Speaking in his native Compton, Calif., drawl on the patio of a glitzy Hollywood restaurant in late August, the rapper shares another rule: “I’m a guy you can never count out.” Slouched in his seat wearing track pants, he doesn't say this with the air of an egotistical star determined to shut down the haters.
Instead, he’s relaxed, even indifferent. Tyga’s music is often eclipsed by TMZ coverage, of lawsuits alleging he owes money everywhere; baby-mama drama with model Blac Chyna; and every nanosecond of his relationship with ex Kylie Jenner. He has also made some distracting artistic choices, like directing a “Rack City”-themed porno, and launching a 2015 MTV reality show in which, among other oddities, Chris Brown spray-paints a mural in Tyga’s son’s room. Even when he tried to take control of his story with Kyoto, the album got less attention for its hazy, pining, Auto-crooned songs than it did for its lewd cover art: a nude tiger-woman on all fours. Tyga admits that his path has been rocky -- “I’ll get success, gain momentum, then lose it, get it again, lose it” -- but refuses to acknowledge any regrets. “If you fuck up, you got to get back up,” he says. “That’s it. Nothing to it.”
Tyga’s latest songs are summer jams with video treatments that recall the Jiggy Era: cars, blunts, jewels and pools full of models.
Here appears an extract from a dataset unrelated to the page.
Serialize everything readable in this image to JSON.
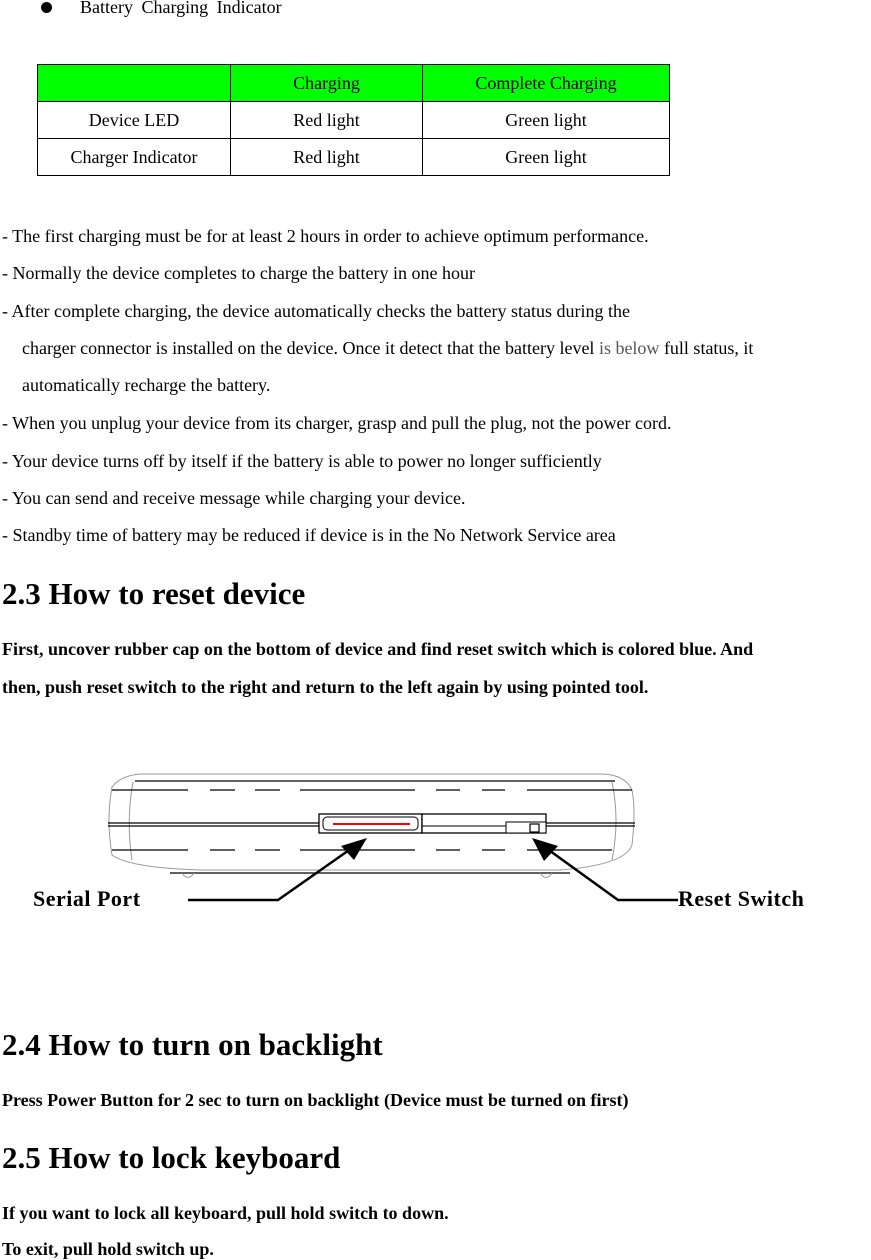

He insists the about-face isn't a strategic rebound attempt -- that ’96 to ’05 is his inspirational rap “golden era” (“Swish” even interpolates vintage Juvenile and David Banner lyrics). But also, he admits, “I know what people want from me. There’s too much going on in the world, and life is too short. Everybody has to have fun, and I’ma supply that background music for you.”
Pausing periodically to check his phone, Tyga openly wonders about his underdog status. He proposes a few reasons for his meandering career path -- mistakes he made while young and naive, working with the wrong teams over the years, having “control issues” in general. After hustling his way into an unofficial spot in cousin Travie McCoy’s Gym Class Heroes, he then rapped over a Fall Out Boy song at the 2007 MTV Video Music Awards alongside Lil Wayne. The Young Money CEO signed and mentored Tyga through his early days. He has since worked with Young Thug, had an album produced by Kanye West and even scored a supporting role in Barbershop 3. When Tyga’s on top, it all feels like something of a rolling redemption narrative, on loop.
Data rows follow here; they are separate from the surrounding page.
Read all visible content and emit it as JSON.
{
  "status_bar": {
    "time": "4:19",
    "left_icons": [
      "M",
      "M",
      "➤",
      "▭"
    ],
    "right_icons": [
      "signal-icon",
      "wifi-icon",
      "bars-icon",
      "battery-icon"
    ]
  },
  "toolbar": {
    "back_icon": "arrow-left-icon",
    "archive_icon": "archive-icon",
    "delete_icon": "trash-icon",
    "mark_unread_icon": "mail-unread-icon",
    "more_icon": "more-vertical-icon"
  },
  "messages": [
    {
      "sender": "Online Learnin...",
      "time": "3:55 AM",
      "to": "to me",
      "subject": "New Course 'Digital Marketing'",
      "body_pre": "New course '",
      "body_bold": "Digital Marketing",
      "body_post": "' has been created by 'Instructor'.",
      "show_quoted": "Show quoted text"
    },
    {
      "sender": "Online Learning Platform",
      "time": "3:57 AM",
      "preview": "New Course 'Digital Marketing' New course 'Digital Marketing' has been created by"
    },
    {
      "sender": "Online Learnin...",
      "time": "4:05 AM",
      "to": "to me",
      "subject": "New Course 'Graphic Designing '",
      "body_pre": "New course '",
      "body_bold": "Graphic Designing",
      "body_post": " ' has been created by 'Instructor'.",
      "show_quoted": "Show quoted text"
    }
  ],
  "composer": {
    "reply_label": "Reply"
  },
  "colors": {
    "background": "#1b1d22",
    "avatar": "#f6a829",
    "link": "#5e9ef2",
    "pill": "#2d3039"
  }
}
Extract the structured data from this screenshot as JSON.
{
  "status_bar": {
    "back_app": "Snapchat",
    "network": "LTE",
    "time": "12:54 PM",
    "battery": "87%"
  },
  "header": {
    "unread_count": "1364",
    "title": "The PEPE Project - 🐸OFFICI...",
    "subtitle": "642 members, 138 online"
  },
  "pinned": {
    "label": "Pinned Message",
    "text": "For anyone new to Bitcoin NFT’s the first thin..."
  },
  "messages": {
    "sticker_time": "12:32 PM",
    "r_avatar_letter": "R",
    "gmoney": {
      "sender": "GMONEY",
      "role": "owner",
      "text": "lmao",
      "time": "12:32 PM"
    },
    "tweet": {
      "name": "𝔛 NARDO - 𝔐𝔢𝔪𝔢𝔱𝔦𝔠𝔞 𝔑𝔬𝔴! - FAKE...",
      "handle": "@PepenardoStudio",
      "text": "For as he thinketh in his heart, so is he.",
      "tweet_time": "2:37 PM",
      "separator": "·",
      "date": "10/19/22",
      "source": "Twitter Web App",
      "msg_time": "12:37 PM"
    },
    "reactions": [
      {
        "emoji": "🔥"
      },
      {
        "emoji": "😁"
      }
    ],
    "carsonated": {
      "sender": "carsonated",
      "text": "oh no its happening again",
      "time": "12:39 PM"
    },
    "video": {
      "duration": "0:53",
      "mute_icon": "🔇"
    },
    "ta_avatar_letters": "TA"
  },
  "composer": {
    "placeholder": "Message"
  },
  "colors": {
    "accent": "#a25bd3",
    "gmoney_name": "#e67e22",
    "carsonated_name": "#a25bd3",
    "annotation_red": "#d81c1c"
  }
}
“I don’t look for the pat on the back. Hopefully the universe sees that and blesses me, which I feel like is kind of happening... which is weird,” he says. But he mostly seems energized that, as he puts it, “I haven’t even reached what I know I’m capable of yet.”
Even with his recent hot streak, Tyga is vague about capitalizing on it with a new project. He has been independent since 2015 and is strategizing future business moves. He’s A&R’ing other artists -- he says he personally pitched Azalea on the “Kream” beat. He’s also suing former label Young Money and Bryan “Birdman” Williams’ Cash Money for $10 million in unpaid dues stemming from financial issues with the label. Still, Tyga insists, it hasn't caused a rift with Wayne: “He is one of the greatest to ever do it, and I’ll always voice that.”
On his L.A. Leakers freestyle in early August, Tyga kicked things off by declaring, “N---as know I broke the curse.” It could be a reference to the “Kardashian Curse,” which consigns any man who dates a member of the famous family to a life of bad luck. Or, it could be about Kyoto. When asked what he meant, he explains: “Anybody that has doubted me, held me back, tried to block me behind the scenes or spread negative energy or stories on me... whoever try to curse me, it doesn't matter: The curse is broken.” For now, at least.
This article originally appeared in the Sept. 29 issue of Billboard.